And then I remembered childhood trips to visit my great-aunt in Canberra, a much cooler climate than that of Sydney, where I grew up. The visits took place twice a year, in autumn and in spring, and always included early morning walks around the block. The cold, crisp air, aching in my lungs, so different to the warm, soft air of home, my breath making puffs of white fog in front of me, all seemed magical. And so did the enormous street trees, with their thick, straight trunks covered in shaggy mahogany-coloured bark and dark, leathery green canopies spangled all over with vibrant red and yellow baubles. They were Irish Strawberry trees, Arbutus unedo. 

We ate the fallen “strawberries”, which were only faintly sweet and a bit mushy, but incredibly exciting because they had fallen from street trees. No one owned these trees. They weren’t in a back yard or an orchard. They were just there and you could walk along the street and eat their fruit. It felt like the most delicious kind of cheating.

Irish Strawberry trees are evergreen, but as we walked and drove around Canberra in autumn, the gorgeously coloured deciduous trees seemed to be everywhere, an amazing sight to a child from the more temperate east coast. I have visited Canberra hundreds of times as an adult, at all months of the year, but when I think of that city, the first things that come to my mind are walks on frosty mornings, giant red trunks towering overhead, the treasure of fallen fruit and the blazing colours of autumn.

The exercise in Fran Sorin’s book is designed to help readers start to think about natural preferences that might translate into choices in designing their own gardens: “We all have memories of beauty that transformed us, and by tapping into them, we can then find ways to surround ourselves with these sensations and emotions in our gardens today.”

The fascinating thing is that, without planning it consciously, I find that I have done exactly that.

My garden is not damp like that strip beside my childhood home, and yet I have more violets than I can handle. In fact, they have to be dug out of some gardens on a regular basis because they keep trying to take over. Sometimes, I have thought about removing all of them and making life easier, and yet I can never bring myself to do it. Now I think I know why.

Violets threatening a young, unsuspecting Diosma.

Living in a climate similar to that of Canberrra, I now have my own deciduous trees and shrubs that colour up beautifully every autumn. I love each one of them dearly.

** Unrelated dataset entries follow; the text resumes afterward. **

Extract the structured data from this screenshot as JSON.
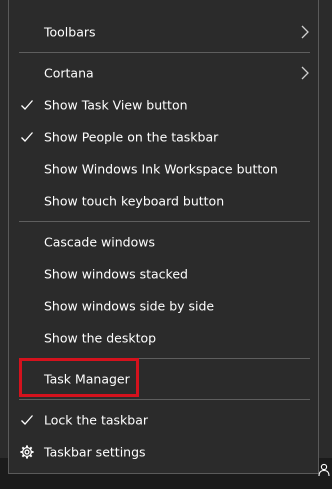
{
  "menu": {
    "toolbars": "Toolbars",
    "cortana": "Cortana",
    "show_task_view": "Show Task View button",
    "show_people": "Show People on the taskbar",
    "show_ink_workspace": "Show Windows Ink Workspace button",
    "show_touch_keyboard": "Show touch keyboard button",
    "cascade_windows": "Cascade windows",
    "show_stacked": "Show windows stacked",
    "show_side_by_side": "Show windows side by side",
    "show_desktop": "Show the desktop",
    "task_manager": "Task Manager",
    "lock_taskbar": "Lock the taskbar",
    "taskbar_settings": "Taskbar settings"
  },
  "icons": {
    "check": "check-icon",
    "chevron": "chevron-right-icon",
    "gear": "gear-icon",
    "people": "people-icon"
  },
  "colors": {
    "menu_background": "#2b2b2b",
    "text": "#ffffff",
    "separator": "#5e5e5e",
    "highlight": "#d4121d"
  }
}
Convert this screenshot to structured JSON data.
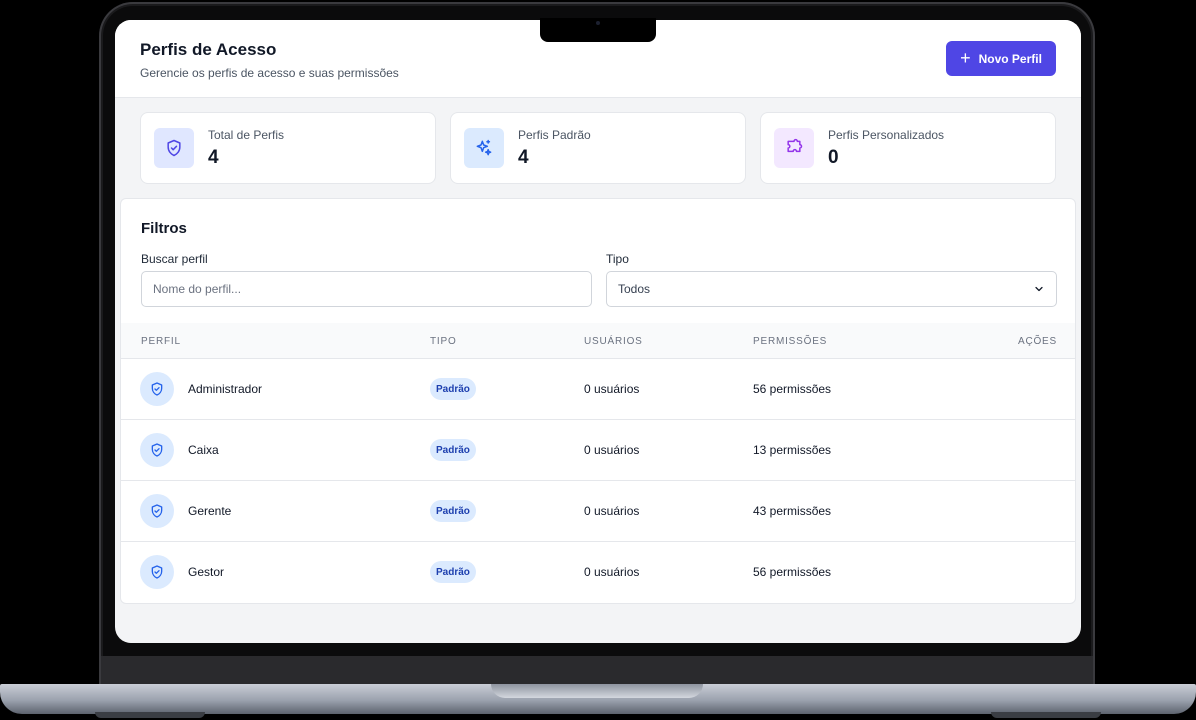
{
  "header": {
    "title": "Perfis de Acesso",
    "subtitle": "Gerencie os perfis de acesso e suas permissões",
    "new_button": "Novo Perfil"
  },
  "stats": [
    {
      "label": "Total de Perfis",
      "value": "4",
      "icon": "shield-check-icon",
      "color": "#4f46e5",
      "bg": "#e0e7ff"
    },
    {
      "label": "Perfis Padrão",
      "value": "4",
      "icon": "sparkles-icon",
      "color": "#2563eb",
      "bg": "#dbeafe"
    },
    {
      "label": "Perfis Personalizados",
      "value": "0",
      "icon": "puzzle-icon",
      "color": "#9333ea",
      "bg": "#f3e8ff"
    }
  ],
  "filters": {
    "title": "Filtros",
    "search_label": "Buscar perfil",
    "search_placeholder": "Nome do perfil...",
    "type_label": "Tipo",
    "type_value": "Todos"
  },
  "table": {
    "headers": [
      "PERFIL",
      "TIPO",
      "USUÁRIOS",
      "PERMISSÕES",
      "AÇÕES"
    ],
    "rows": [
      {
        "name": "Administrador",
        "type": "Padrão",
        "users": "0 usuários",
        "permissions": "56 permissões"
      },
      {
        "name": "Caixa",
        "type": "Padrão",
        "users": "0 usuários",
        "permissions": "13 permissões"
      },
      {
        "name": "Gerente",
        "type": "Padrão",
        "users": "0 usuários",
        "permissions": "43 permissões"
      },
      {
        "name": "Gestor",
        "type": "Padrão",
        "users": "0 usuários",
        "permissions": "56 permissões"
      }
    ]
  },
  "colors": {
    "accent": "#4f46e5",
    "badge_bg": "#dbeafe",
    "badge_text": "#1e40af"
  }
}
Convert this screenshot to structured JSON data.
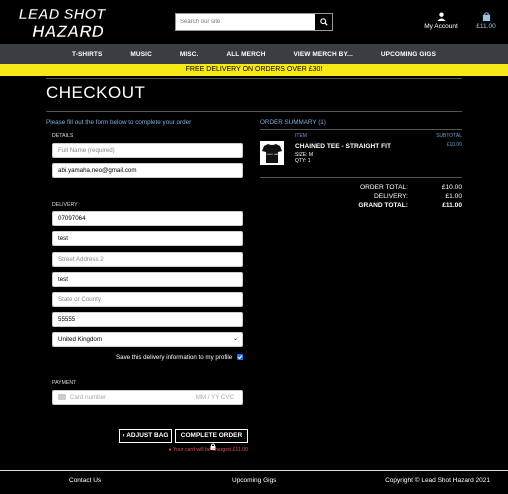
{
  "header": {
    "logo_line1": "LEAD SHOT",
    "logo_line2": "HAZARD",
    "search_placeholder": "Search our site",
    "account_label": "My Account",
    "cart_total": "£11.00"
  },
  "nav": {
    "items": [
      "T-SHIRTS",
      "MUSIC",
      "MISC.",
      "ALL MERCH",
      "VIEW MERCH BY...",
      "UPCOMING GIGS"
    ]
  },
  "banner": {
    "text": "FREE DELIVERY ON ORDERS OVER £30!"
  },
  "checkout": {
    "title": "CHECKOUT",
    "intro": "Please fill out the form below to complete your order",
    "details_label": "DETAILS",
    "full_name_placeholder": "Full Name (required)",
    "email_value": "abi.yamaha.neo@gmail.com",
    "delivery_label": "DELIVERY",
    "phone_value": "07097064",
    "street1_value": "test",
    "street2_placeholder": "Street Address 2",
    "town_value": "test",
    "county_placeholder": "State or County",
    "postcode_value": "55555",
    "country_value": "United Kingdom",
    "save_label": "Save this delivery information to my profile",
    "payment_label": "PAYMENT",
    "card_placeholder": "Card number",
    "card_date_placeholder": "MM / YY  CVC",
    "adjust_bag_label": "ADJUST BAG",
    "complete_order_label": "COMPLETE ORDER",
    "charge_note": "Your card will be charged £11.00"
  },
  "summary": {
    "title": "ORDER SUMMARY (1)",
    "col_item": "ITEM",
    "col_subtotal": "SUBTOTAL",
    "item_name": "CHAINED TEE - STRAIGHT FIT",
    "item_size": "SIZE: M",
    "item_qty": "QTY: 1",
    "item_subtotal": "£10.00",
    "thumb_text": "LEAD SHOT HAZARD",
    "order_total_label": "ORDER TOTAL:",
    "order_total_value": "£10.00",
    "delivery_label": "DELIVERY:",
    "delivery_value": "£1.00",
    "grand_total_label": "GRAND TOTAL:",
    "grand_total_value": "£11.00"
  },
  "footer": {
    "contact": "Contact Us",
    "gigs": "Upcoming Gigs",
    "copyright": "Copyright © Lead Shot Hazard 2021"
  },
  "colors": {
    "banner": "#f7e818",
    "nav": "#3a3e42",
    "accent_blue": "#7eaedc",
    "error_red": "#e24a4a"
  }
}
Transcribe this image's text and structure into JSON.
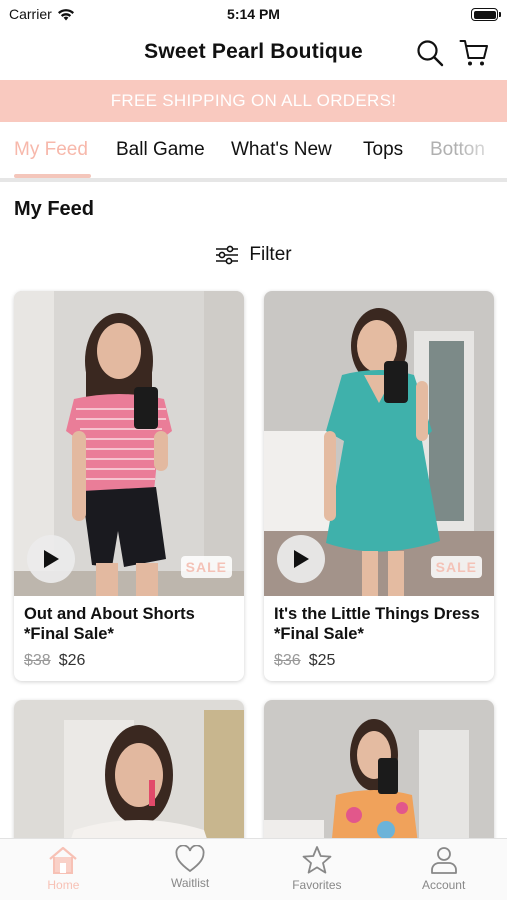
{
  "status": {
    "carrier": "Carrier",
    "time": "5:14 PM"
  },
  "nav": {
    "title": "Sweet Pearl Boutique"
  },
  "promo": {
    "text": "FREE SHIPPING ON ALL ORDERS!"
  },
  "tabs": [
    {
      "label": "My Feed"
    },
    {
      "label": "Ball Game"
    },
    {
      "label": "What's New"
    },
    {
      "label": "Tops"
    },
    {
      "label": "Botton"
    }
  ],
  "feed": {
    "title": "My Feed",
    "filter_label": "Filter"
  },
  "products": [
    {
      "name": "Out and About Shorts *Final Sale*",
      "old_price": "$38",
      "price": "$26",
      "badge": "SALE"
    },
    {
      "name": "It's the Little Things Dress *Final Sale*",
      "old_price": "$36",
      "price": "$25",
      "badge": "SALE"
    }
  ],
  "bottom_tabs": [
    {
      "label": "Home",
      "icon": "home-icon"
    },
    {
      "label": "Waitlist",
      "icon": "heart-icon"
    },
    {
      "label": "Favorites",
      "icon": "star-icon"
    },
    {
      "label": "Account",
      "icon": "person-icon"
    }
  ],
  "colors": {
    "accent": "#f7b8ab",
    "banner": "#f9c9bf"
  }
}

I even have a big, handsome, shaggy-barked Irish Strawberry tree. It produces large amounts of almost tasteless but very decorative fruit that falls on the driveway every autumn and needs to be cleared away. I haven’t bothered actually eating any of the fruit for years. I think I’m going to savour just a few next autumn, even though I know they won’t taste as good as the magical street fruit of my childhood.

Blossom on my Irish Strawberry Tree, Arbutus unedo.

And the irises? They’re here too, oh yes. 

I have blue ones and purple ones, just like Nanna's, but also pink, mauve, white, plum, bronze, burgundy, yellow and rusty red. Mine aren’t confined in pots, but are scattered through all my gardens. 

For at least the past 30 years, whenever anyone has asked me to name my favourite flower, there has never been any question about the answer. 

I love the sumptuous blooms of roses; I adore the cheery faces of Cosmos and the vibrant colours of Cannas, Dahlias and Salvias. In fact, I am very fond of all the perennial and annual flowers I grow. But the tall bearded Iris is the undisputed queen of my heart. For the brief three weeks she is in flower, I am an almost unreasonably happy gardener.

Thanks, Nanna.

Do you have any fond memories of plants from your childhood? I'd love to hear all about them and whether you have managed to incorporate any of them into your own garden. Just leave a a comment below.